▶ **Exercise prompt**: All lines below containing "Insert" are to be listed.

▶ **Provided records**:
>>>>
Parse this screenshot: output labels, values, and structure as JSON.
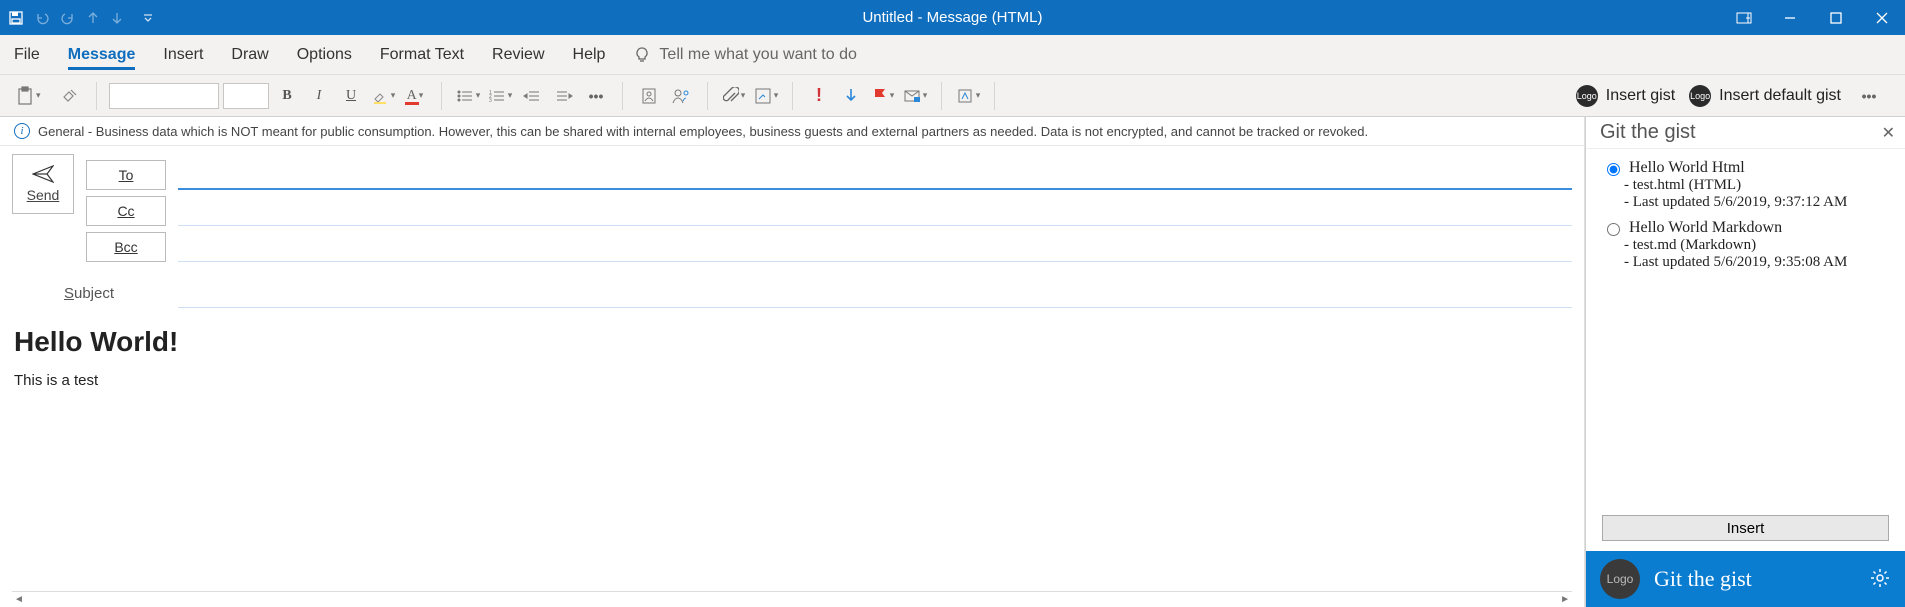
{
  "titlebar": {
    "title": "Untitled  -  Message (HTML)"
  },
  "tabs": {
    "file": "File",
    "message": "Message",
    "insert": "Insert",
    "draw": "Draw",
    "options": "Options",
    "format_text": "Format Text",
    "review": "Review",
    "help": "Help",
    "tell_me": "Tell me what you want to do"
  },
  "ribbon": {
    "font_name": "",
    "font_size": "",
    "addin1": "Insert gist",
    "addin2": "Insert default gist",
    "badge": "Logo"
  },
  "info_bar": {
    "text": "General - Business data which is NOT meant for public consumption. However, this can be shared with internal employees, business guests and external partners as needed. Data is not encrypted, and cannot be tracked or revoked."
  },
  "compose": {
    "send": "Send",
    "to_label": "To",
    "cc_label": "Cc",
    "bcc_label": "Bcc",
    "to_value": "",
    "cc_value": "",
    "bcc_value": "",
    "subject_label": "Subject",
    "subject_value": "",
    "body_heading": "Hello World!",
    "body_text": "This is a test"
  },
  "pane": {
    "title": "Git the gist",
    "insert_label": "Insert",
    "footer_title": "Git the gist",
    "footer_logo": "Logo",
    "gists": [
      {
        "name": "Hello World Html",
        "file": "test.html (HTML)",
        "updated": "Last updated 5/6/2019, 9:37:12 AM",
        "selected": true
      },
      {
        "name": "Hello World Markdown",
        "file": "test.md (Markdown)",
        "updated": "Last updated 5/6/2019, 9:35:08 AM",
        "selected": false
      }
    ]
  }
}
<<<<
▶ **Task output**:
    "insert": "Insert",
    "addin1": "Insert gist",
    "addin2": "Insert default gist",
    "insert_label": "Insert",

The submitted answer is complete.